Representatives of community-based organizations have come together in the Mesa Comunitaria Educativa and focused on two educational issues: the effect of the new legislation on quality curricula and equitable funding for all schools.

The next step took place on January 25 at the South Texas College Cooper Center where district personnel, college administrators and community members met to discuss the assets, challenges and possible solutions facing the lower Rio Grande Valley. This sort of education community board serves as a model for other communities as they monitor funding equity and curriculum quality in their schools.

The process at this meeting was to first examine educational data for the region, followed by break-out sessions designed to have school district staff, higher education administrators and community members look at the assets the Rio Grande Valley has to offer. These assets cover a wide spectrum: one of the nation’s most innovative districts, Pharr-San Juan-Alamo ISD, and its efforts to become an early college school district; higher education’s collaborative spirit with the community; and several PTA Comunitarios engaging parents as part of the solution rather than the problem.
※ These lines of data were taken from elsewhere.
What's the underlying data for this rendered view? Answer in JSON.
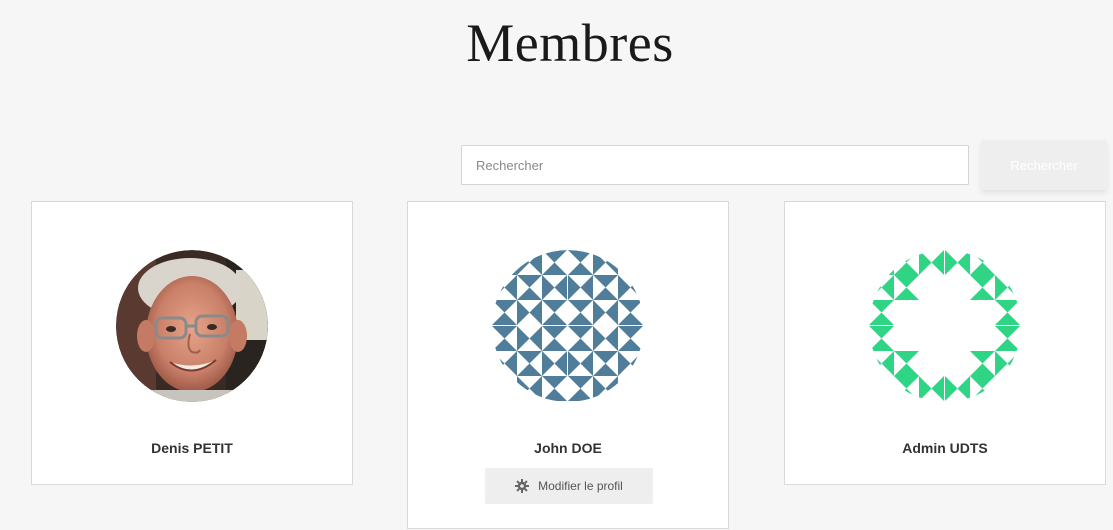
{
  "page": {
    "title": "Membres"
  },
  "search": {
    "placeholder": "Rechercher",
    "value": "",
    "button_label": "Rechercher"
  },
  "members": [
    {
      "name": "Denis PETIT",
      "avatar": "photo"
    },
    {
      "name": "John DOE",
      "avatar": "identicon",
      "edit_label": "Modifier le profil"
    },
    {
      "name": "Admin UDTS",
      "avatar": "identicon"
    }
  ],
  "colors": {
    "identicon_blue": "#4f7d9a",
    "identicon_green": "#2fd484",
    "background": "#f6f6f6"
  },
  "icons": {
    "edit": "gear-icon"
  }
}
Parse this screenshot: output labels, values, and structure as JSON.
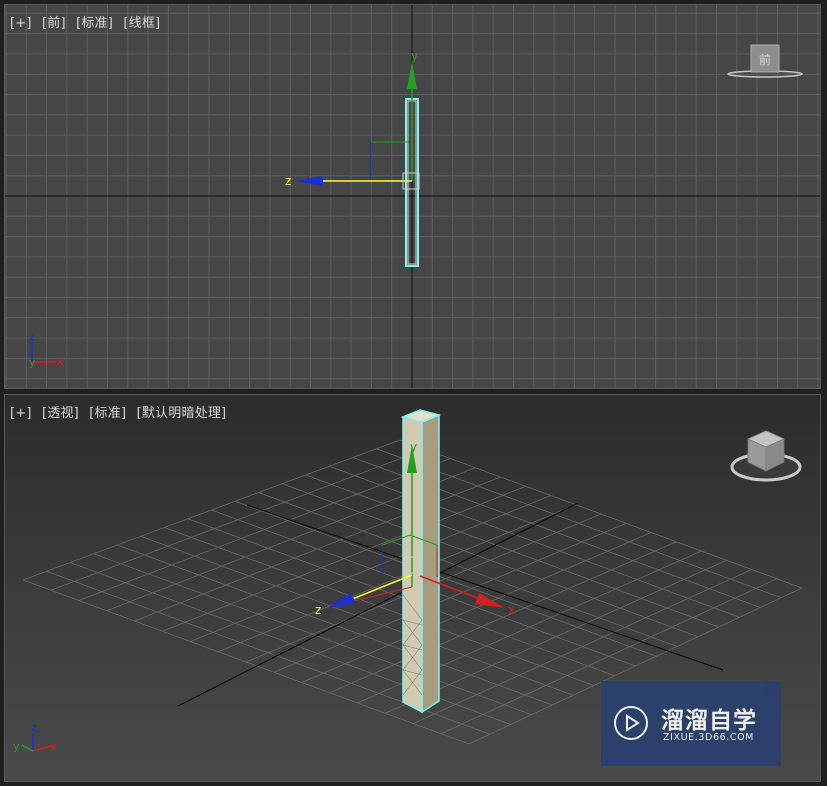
{
  "front_viewport": {
    "label_plus": "[+]",
    "label_view": "[前]",
    "label_shading": "[标准]",
    "label_mode": "[线框]",
    "viewcube_face": "前",
    "gizmo_axes": {
      "y": "y",
      "z": "z"
    },
    "corner_axes": {
      "z": "z",
      "y": "y",
      "x": "x"
    }
  },
  "persp_viewport": {
    "label_plus": "[+]",
    "label_view": "[透视]",
    "label_shading": "[标准]",
    "label_mode": "[默认明暗处理]",
    "gizmo_axes": {
      "y": "y",
      "z": "z",
      "x": "x"
    },
    "corner_axes": {
      "z": "z",
      "y": "y",
      "x": "x"
    }
  },
  "watermark": {
    "title": "溜溜自学",
    "url": "ZIXUE.3D66.COM"
  },
  "colors": {
    "x_axis": "#d42020",
    "y_axis": "#22a022",
    "z_axis": "#1a2fd6",
    "selection": "#7cf4f4",
    "active_axis": "#ffff30",
    "column_face": "#c9c0a4"
  }
}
After reviewing assets, groups brainstormed possible collaborations and set goals.

Seventy community members attended the Mesa Comunitaria Educativa. Among them were members of the RGV’s Equal Voice Network; the president of the University of Texas at Pan American, Dr. Robert Nelsen; and district personnel from the PSJA and La Joya school districts. The discussions were rich, and a summary of the outcomes and next steps is forthcoming. Community-based organizations, like ARISE and LUPE, shared the extent of community outreach in the Valley, which comprises close to 30,000 families.
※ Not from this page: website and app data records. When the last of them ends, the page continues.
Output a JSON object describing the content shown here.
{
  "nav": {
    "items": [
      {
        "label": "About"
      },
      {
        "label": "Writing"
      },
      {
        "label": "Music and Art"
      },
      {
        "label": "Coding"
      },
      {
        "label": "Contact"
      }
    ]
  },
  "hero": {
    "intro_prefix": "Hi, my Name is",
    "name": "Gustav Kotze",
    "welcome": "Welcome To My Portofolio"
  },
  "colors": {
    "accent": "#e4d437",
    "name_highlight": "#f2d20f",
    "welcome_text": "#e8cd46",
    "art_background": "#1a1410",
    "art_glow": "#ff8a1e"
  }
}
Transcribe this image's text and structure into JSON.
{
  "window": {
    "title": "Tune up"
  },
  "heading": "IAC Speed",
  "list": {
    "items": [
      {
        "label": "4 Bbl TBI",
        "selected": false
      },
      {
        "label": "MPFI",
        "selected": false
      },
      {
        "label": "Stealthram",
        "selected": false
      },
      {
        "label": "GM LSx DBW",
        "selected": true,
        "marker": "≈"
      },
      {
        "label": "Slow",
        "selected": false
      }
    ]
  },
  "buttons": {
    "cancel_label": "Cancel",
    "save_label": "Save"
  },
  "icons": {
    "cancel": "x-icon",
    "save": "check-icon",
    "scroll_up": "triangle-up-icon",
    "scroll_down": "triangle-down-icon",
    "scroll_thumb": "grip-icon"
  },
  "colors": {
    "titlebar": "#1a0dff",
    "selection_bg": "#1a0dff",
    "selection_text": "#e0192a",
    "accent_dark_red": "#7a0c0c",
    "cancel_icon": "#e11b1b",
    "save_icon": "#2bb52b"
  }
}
However, the main concern of all participants was the obvious negative consequences of HB5. Participants of Mesa Comunitaria Educativa know that the policy brings back vocational education and lowers graduation requirements for students. The measure and its proponents hold steadfast to their belief that schools do not need to prepare everyone for college.

But Lourdes Flores emphasized: “We expect all our children to be prepared for college. All of them. We have not struggled this hard for our children to have less than that.”
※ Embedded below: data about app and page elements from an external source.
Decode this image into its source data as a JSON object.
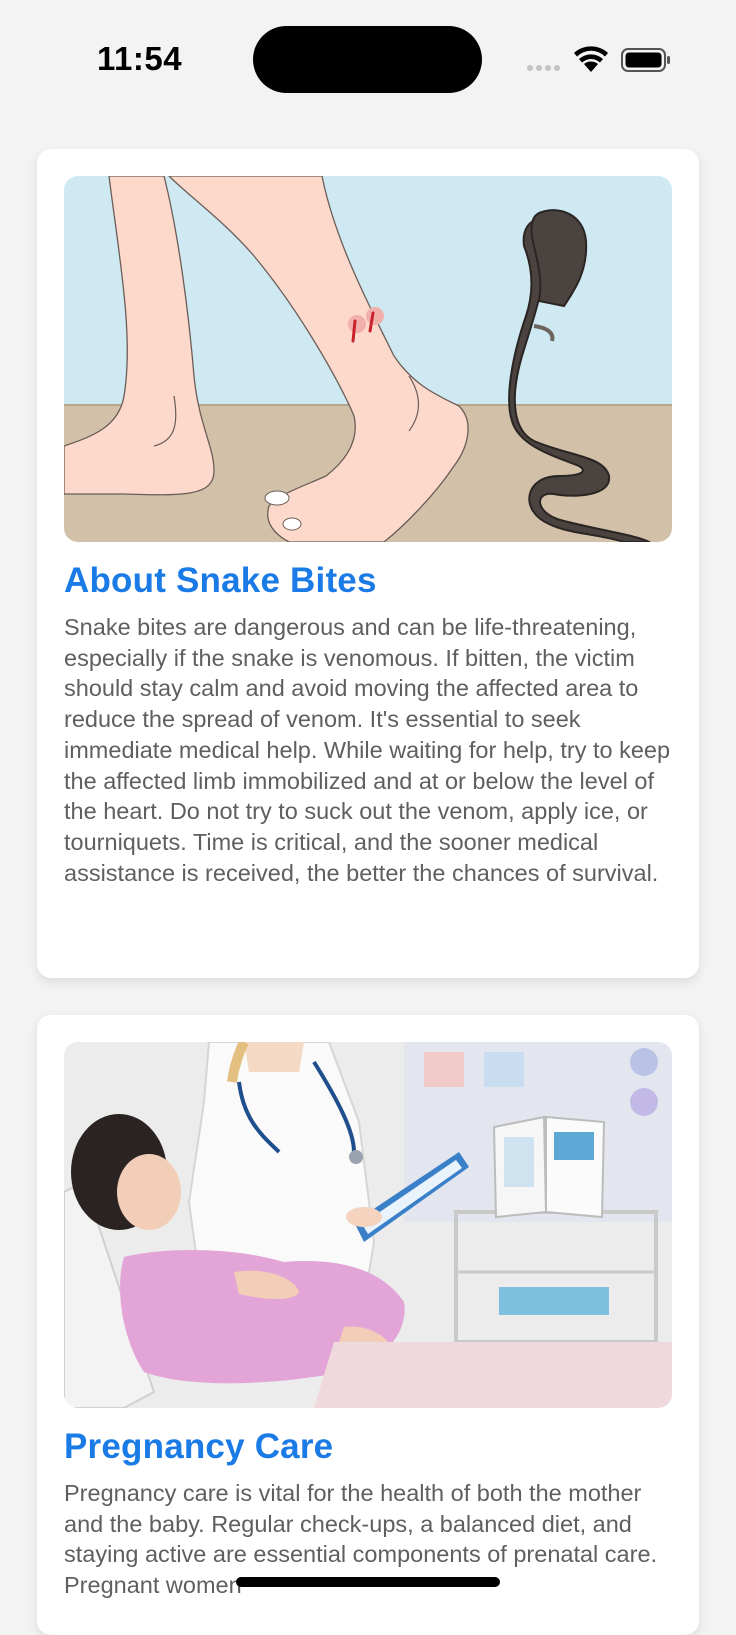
{
  "status_bar": {
    "time": "11:54",
    "icons": [
      "signal-dots-icon",
      "wifi-icon",
      "battery-icon"
    ]
  },
  "cards": [
    {
      "image": "snake-bite-illustration",
      "title": "About Snake Bites",
      "body": "Snake bites are dangerous and can be life-threatening, especially if the snake is venomous. If bitten, the victim should stay calm and avoid moving the affected area to reduce the spread of venom. It's essential to seek immediate medical help. While waiting for help, try to keep the affected limb immobilized and at or below the level of the heart. Do not try to suck out the venom, apply ice, or tourniquets. Time is critical, and the sooner medical assistance is received, the better the chances of survival."
    },
    {
      "image": "pregnancy-care-photo",
      "title": "Pregnancy Care",
      "body": "Pregnancy care is vital for the health of both the mother and the baby. Regular check-ups, a balanced diet, and staying active are essential components of prenatal care. Pregnant women"
    }
  ],
  "colors": {
    "title": "#1a7ae6",
    "body_text": "#5f5f5f",
    "background": "#f3f3f3"
  }
}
As a result, the Mesa Comunitaria Educativa drew up plans to collaborate with local school districts and colleges to inform the community about the implications of the new policy. The plans include forming monitoring committees with school districts, collaborating with colleges to disseminate information about opportunities, and pressing school districts to maintain the highest rigor and expectations for all students, not just the top 10 percent of students. This kind of community involvement and collaboration will hold schools accountable.

If nothing like this is happening in your community, there are concrete steps to becoming an engaged citizen. Take up the call. Analyze your high school’s data via IDRA’s Our School Portal (for Texas), form your own parent organization, hold your own Mesa Comunitaria Educativa, engage your school and district by asking about scores and college-going rates at school board meetings. It is your right and responsibility. Ask your school, “Why aren’t more students going to college from our schools?” Ask to monitor the number of students who are graduating college ready. Form committees to monitor all success data. Advocate and be engaged. Ask to collaborate with schools, ask to see more data if you think it necessary. Form your own PTA Comunitario, as many are doing in South Texas (IDRA can help). Like them, hold school boards and superintendents to high standards for all children. At a time when the nation seems ready to give up on our students, hold the system accountable. Repeat the phrase from our south Texas parents: “All of our children are college material.”

Hector Bojorquez is an education associate in IDRA Field Services. Aurelio M. Montemayor, Ed.D., is an IDRA senior education associate. Comments and questions may be directed to them via email at feedback@idra.org.

[©2014, IDRA. This article originally appeared in the March 2014 IDRA Newsletter by the Intercultural Development Research Association. Permission to reproduce this article is granted provided the article is reprinted in its entirety and proper credit is given to IDRA and the author.]